Part 3 of 4
Now that you’ve done a bit of introspection regarding the type of topics that excite you and have familiarized yourself with magazines and sites that focus on those topics, we can dive deeper into the characteristics that make a strong pitch.
Keep in mind, however, that this is in no way exhaustive and is not a fireproof way to land a gig. It is simply a guide, as pitch requirements may vary between organizations and even among editors within the same organization. Before pitching, be sure to read through the organization's requirements.
Generally, there are two pitch techniques that freelance writers often employ: on-spec pitches and exploratory pitches.
On-spec Pitches are arguably the easiest, though the result may not be as rewarding. Doing an on-spec pitch means that you already have a piece of work written and are looking for a magazine or site to publish it. This can leave your work open to (sometimes extensive) edits -- often without your feedback. In other words, you have less control over the final product.
Exploratory Pitches are what you’ll likely employ most often -- especially as a new writer. You are open here to more rejections, but you have more control over the final product. In an exploratory pitch, you are simply pitching your idea for a potential article, not a completed one. Without a final product for editors to see, it can be a bit more difficult to convince them to pursue your project. That’s where a pitching checklist comes in handy.
Here are our suggestions for your pitching checklist:
Have an introduction.

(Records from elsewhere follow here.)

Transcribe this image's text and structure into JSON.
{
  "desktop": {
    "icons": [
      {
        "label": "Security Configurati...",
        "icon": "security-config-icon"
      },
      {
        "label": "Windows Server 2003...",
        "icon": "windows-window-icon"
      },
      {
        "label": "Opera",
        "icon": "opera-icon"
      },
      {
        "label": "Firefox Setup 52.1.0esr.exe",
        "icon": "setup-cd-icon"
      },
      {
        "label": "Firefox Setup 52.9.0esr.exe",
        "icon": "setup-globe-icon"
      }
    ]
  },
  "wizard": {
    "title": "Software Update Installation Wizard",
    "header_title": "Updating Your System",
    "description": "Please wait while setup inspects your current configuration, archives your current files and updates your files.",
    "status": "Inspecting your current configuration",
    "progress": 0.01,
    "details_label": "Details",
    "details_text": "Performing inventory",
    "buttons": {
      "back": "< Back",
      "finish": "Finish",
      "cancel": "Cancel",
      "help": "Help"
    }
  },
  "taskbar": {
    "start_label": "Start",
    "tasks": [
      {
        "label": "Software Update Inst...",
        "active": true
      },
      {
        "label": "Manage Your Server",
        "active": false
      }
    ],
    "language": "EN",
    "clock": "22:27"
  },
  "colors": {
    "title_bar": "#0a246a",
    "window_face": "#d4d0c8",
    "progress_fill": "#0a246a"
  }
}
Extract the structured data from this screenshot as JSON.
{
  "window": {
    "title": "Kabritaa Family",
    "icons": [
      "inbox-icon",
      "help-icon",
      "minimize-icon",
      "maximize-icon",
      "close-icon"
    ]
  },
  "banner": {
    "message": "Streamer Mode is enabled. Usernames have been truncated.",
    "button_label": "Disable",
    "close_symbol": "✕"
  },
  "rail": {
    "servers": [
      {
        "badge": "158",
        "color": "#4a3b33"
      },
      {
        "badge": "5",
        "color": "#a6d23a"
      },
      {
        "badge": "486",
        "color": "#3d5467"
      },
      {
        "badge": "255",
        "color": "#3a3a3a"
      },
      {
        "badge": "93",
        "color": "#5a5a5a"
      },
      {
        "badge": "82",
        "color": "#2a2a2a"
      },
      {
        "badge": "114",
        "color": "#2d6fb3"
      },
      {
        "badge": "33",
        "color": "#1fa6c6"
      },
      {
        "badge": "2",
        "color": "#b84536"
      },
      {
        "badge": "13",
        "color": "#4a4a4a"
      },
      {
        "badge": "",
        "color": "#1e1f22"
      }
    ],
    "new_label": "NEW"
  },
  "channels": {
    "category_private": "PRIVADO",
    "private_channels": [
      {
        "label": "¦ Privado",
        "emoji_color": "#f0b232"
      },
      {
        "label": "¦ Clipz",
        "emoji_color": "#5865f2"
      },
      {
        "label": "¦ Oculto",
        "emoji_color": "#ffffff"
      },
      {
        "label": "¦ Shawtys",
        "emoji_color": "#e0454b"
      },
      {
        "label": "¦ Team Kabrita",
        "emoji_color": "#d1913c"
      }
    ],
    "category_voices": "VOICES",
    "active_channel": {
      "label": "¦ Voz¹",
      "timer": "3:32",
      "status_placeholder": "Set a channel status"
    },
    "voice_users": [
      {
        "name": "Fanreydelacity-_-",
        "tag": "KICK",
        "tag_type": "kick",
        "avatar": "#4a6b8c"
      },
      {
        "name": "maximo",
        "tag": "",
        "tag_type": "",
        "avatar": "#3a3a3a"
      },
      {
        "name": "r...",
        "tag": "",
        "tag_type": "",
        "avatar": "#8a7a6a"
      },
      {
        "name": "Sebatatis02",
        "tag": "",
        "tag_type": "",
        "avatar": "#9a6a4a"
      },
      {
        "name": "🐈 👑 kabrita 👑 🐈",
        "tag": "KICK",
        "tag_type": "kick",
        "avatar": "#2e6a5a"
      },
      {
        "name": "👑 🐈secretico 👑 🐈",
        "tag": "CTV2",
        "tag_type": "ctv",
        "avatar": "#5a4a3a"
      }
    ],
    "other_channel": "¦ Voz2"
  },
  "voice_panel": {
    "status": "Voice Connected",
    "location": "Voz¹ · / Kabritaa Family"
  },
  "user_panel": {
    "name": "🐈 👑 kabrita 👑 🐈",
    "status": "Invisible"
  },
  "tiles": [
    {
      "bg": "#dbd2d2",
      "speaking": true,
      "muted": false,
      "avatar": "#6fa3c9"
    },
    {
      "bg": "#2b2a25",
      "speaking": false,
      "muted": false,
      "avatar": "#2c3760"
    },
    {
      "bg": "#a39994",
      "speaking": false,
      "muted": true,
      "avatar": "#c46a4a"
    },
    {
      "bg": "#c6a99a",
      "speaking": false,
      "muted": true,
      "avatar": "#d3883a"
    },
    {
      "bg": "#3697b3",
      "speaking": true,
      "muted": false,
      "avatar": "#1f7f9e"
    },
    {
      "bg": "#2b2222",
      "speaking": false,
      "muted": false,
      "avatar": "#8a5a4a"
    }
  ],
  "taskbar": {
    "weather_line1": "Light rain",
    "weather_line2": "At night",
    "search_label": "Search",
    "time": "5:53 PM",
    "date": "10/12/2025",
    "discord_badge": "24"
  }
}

A simple greeting goes a long way. This truth applies to virtual interactions as much as they do physical ones. Who are you addressing? Where did you hear about the magazine or website’s call to pitch? If there was no call to pitch and you are simply trying your hand, what led you to reach out to that organization specifically?
What do you want to write about?
What idea(s) do you have to contribute? More specifically, what unique angle are you bringing? Instead of writing about, say, the difficulties of getting published, you can write about the difficulties of being self-published. If you can break this down further, your case will be stronger. To put it simply, what makes your work stand out from other works with similar topics?
What perspective are you coming from?
When thinking about perspective, there are three things to think about: your point of view, form, and possible sources for your work.
Point of view refers to your qualifications. While this can mean that you work in or are successful in a certain field or that you are a researcher, it can be even more personal. Perhaps the issue you are writing about is one that you had to go through personally.
Your sources refer to how you will build this article. Is it personal stories? Are you reading through and putting together research and academic sources? Maybe you are conducting the research and preparing data from scratch, or conducting interviews.
Form refers to the format the story will take. Is this a format that is used by the magazine or site? If not, can you make a case for such a format? In a case like this, it may also be worth contemplating just how integral the form is to your article and if you can adjust it to use the form most employed by the magazine or site.
When discussing your idea, be sure to use plain language. Never assume the editor is familiar with insider terminology that may be related to your topic of discussion.
Link to past bodies of works:
If this is not a website open to new writers, or you feel that your professional or personal experiences are not enough to cover this, consider working to build up a portfolio. You can view suggestions to do so here.
Contact information and sign off:
Of course, always sign off with your name and ways to contact you, should the editor be interested in pursuing your work further.
While this may look like a lot of steps, it’s quite short. Be sure to keep your sentences concise and relevant.